The practice of mindfulness is beneficial in reducing the symptoms of subclinical depression and anxiety and can substantially reduce stress. It helps to improve coping skills, improves sleep, and most importantly, assists with overall feelings of wellbeing! Simple techniques such as focusing on the breath, meditation, body scans, and mindful walking are just some examples of mindfulness tools. John Kabat-Zinn, founder and former director of the Stress Reduction Clinic at the University of Massachusetts Medical Center, helped to bring the practice of mindfulness meditation into mainstream medicine. He describes foundational attitudes of mindfulness such as Acceptance, Beginner’s Mind, Letting Go, and others. Learning about these concepts is at the heart of a mindfulness practice.  


6) Move more 

Man exercising with a program on TV

There are so many reasons to get moving. Beyond the physical health benefits, regular exercise is shown to help reduce anxiety and tension, promote positive mood, and increase self-esteem and confidence! National guidelines recommend 150 minutes of moderate to vigorous activity every week and should ideally include strength-based movement at least twice a week, but it doesn’t need to be complicated or expensive. Go outside for a walk or look up some exercise classes on YouTube. (If you find one you enjoy, you’re more likely to stick with it!) Some yoga studios are offering virtual classes, and many gyms have reopened with safety guidelines in place. The best way to get moving is to get outside and double the mental health benefits. 

What we do in our spare time impacts our well-being. Recreational activities build self-confidence, self-esteem, social skills, motivation, and focus. 

If you are struggling and need help, the first step is to contact your family doctor, nurse practitioner, or go to a walk-in medical clinic.

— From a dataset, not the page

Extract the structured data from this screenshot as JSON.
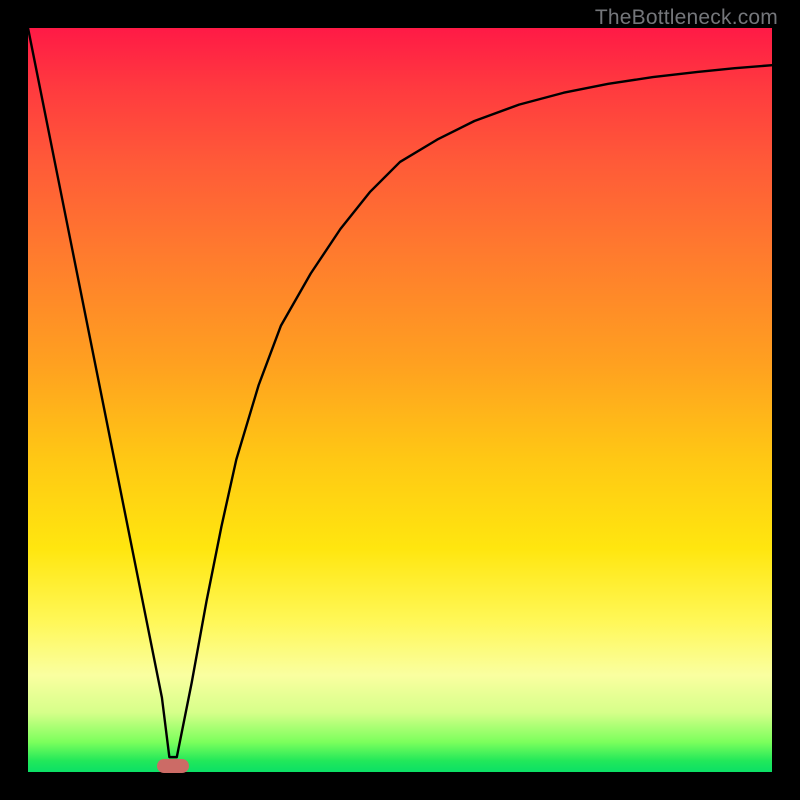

These health professionals can help figure out what’s wrong, provide treatment, and/or refer you to specialized care like The Royal.  If you are experiencing a mental health emergency, please go to the emergency department of your nearest general hospital or call 911.